Beat the man, create the space
John Barnes is easily one of the best players England has ever produced. There’s no point in arguing it. Blessed with physical strength and an artist’s touch, over a twenty-year career he devastated defences up and down the country and alongside Cyril Regis, Chris Houghton and Viv Anderson blazed a path for Black British players on both the national and international stages. I mean, he deserves his place in the pantheon of true greats for his incredible goal against Brazil alone.
While his influence on the pitch is unimpeachable, in some ways Barnes’ influence on popular music is equally as profound. Some people will scoff at this, and with his awkward attempts to rhyme “hard as hell’ with “Arse-en-al” it’s easy to dismiss him as another footballer messing around where he shouldn’t belong. But although Barnes only appeared on two songs (‘The Anfield Rap’ and ‘World in Motion’), his brief yet spectacular musical career just so happened to straddle a remarkable, foundational period in British cultural history.

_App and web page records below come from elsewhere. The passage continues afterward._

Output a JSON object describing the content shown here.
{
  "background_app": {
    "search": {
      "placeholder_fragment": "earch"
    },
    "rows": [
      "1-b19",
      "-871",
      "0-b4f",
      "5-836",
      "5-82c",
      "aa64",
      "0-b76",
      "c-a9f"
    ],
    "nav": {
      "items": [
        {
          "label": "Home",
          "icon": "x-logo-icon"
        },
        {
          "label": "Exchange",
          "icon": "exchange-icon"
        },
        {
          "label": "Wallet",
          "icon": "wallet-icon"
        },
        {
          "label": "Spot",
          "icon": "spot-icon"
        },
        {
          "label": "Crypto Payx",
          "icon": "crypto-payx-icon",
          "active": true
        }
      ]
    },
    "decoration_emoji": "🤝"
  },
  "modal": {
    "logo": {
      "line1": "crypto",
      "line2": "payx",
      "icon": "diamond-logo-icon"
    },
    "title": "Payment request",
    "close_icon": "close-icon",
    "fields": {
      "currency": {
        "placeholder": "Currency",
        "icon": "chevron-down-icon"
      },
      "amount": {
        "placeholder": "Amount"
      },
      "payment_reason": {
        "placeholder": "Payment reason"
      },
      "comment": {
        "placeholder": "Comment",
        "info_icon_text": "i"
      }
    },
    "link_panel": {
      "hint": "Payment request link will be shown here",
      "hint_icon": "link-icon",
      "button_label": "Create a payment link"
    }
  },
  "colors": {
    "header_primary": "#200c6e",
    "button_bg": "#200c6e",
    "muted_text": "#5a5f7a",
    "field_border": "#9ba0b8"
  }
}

It’s all about context. The late ’80s was perhaps the bleakest period British football has ever endured. English teams had been banned from European competition in the aftermath of the Heysel disaster, the National Front recruited directly from the terraces and most Saturday afternoons saw street battles raging across the country. Football’s image was in the gutter, gates were shrivelling up and it was clear to everyone that something had to change.

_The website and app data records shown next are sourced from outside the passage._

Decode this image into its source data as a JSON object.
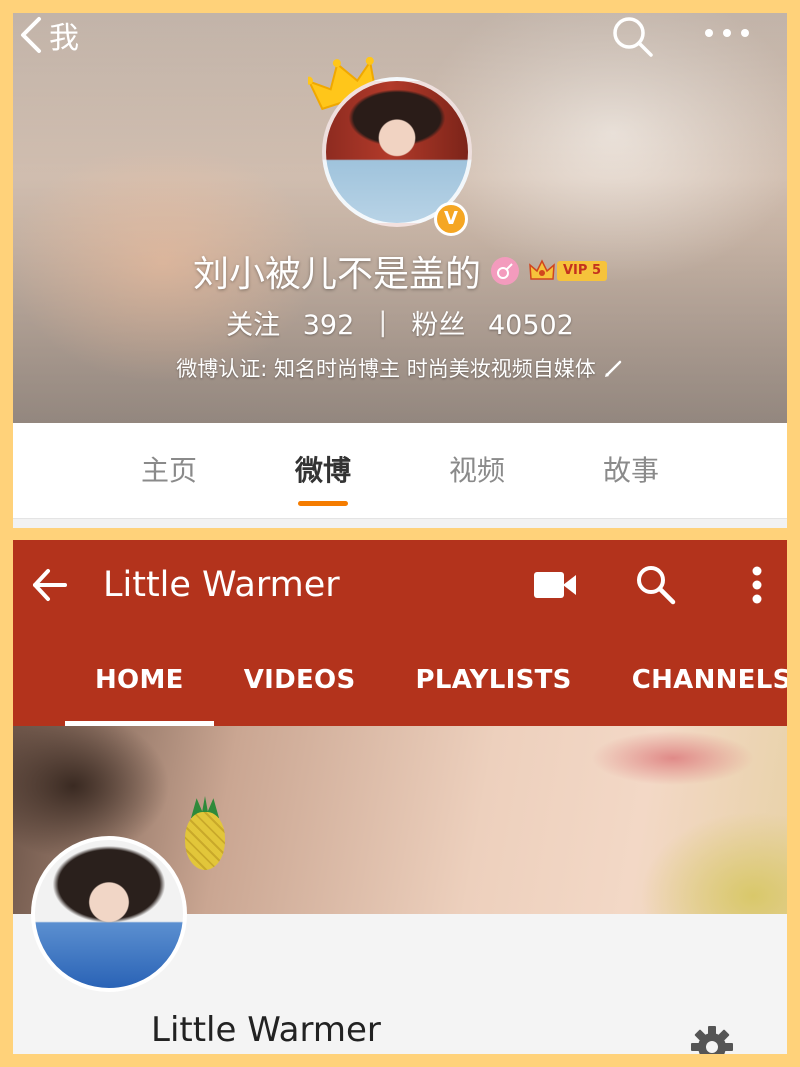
{
  "weibo": {
    "back_label": "我",
    "username": "刘小被儿不是盖的",
    "vip_label": "VIP 5",
    "following_label": "关注",
    "following_count": "392",
    "stats_separator": "|",
    "followers_label": "粉丝",
    "followers_count": "40502",
    "verification": "微博认证: 知名时尚博主 时尚美妆视频自媒体",
    "verified_badge": "V",
    "tabs": [
      "主页",
      "微博",
      "视频",
      "故事"
    ],
    "active_tab": "微博",
    "colors": {
      "accent": "#f57c00",
      "vip": "#f6c33b"
    }
  },
  "youtube": {
    "channel_title": "Little Warmer",
    "tabs": [
      "HOME",
      "VIDEOS",
      "PLAYLISTS",
      "CHANNELS"
    ],
    "active_tab": "HOME",
    "channel_name": "Little Warmer",
    "icons": [
      "arrow-back-icon",
      "video-camera-icon",
      "search-icon",
      "more-vert-icon",
      "gear-icon"
    ],
    "colors": {
      "app_bar": "#b3331c"
    }
  },
  "frame_color": "#ffd27a"
}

Like so many other times in the past, innovation came via Liverpool. Released ahead of the 1987 FA Cup, ‘The Anfield Rap’ certainly sounds problematic to modern ears but it was revolutionary at the time. Yes, it’s ham-fisted, and yes, at best, it’s culturally appropriative, but it showed how English football could start to reinvent itself. Reaching number 3 in the charts, its celebration of togetherness and the diversity of the team stood in stark contrast to the visible sections of British football fans who openly celebrated racism and xenophobia. It wouldn’t have been possible without Barnes. The sheer fact that he can do a passable LL Cool J impression meant that the team’s eccentric midfielder Craig Johnson could write a song that embraced the charts rather than the team bus. Not that it did much good mind; Liverpool famously lost the final to a Lawrie Sanchez inspired Wimbledon.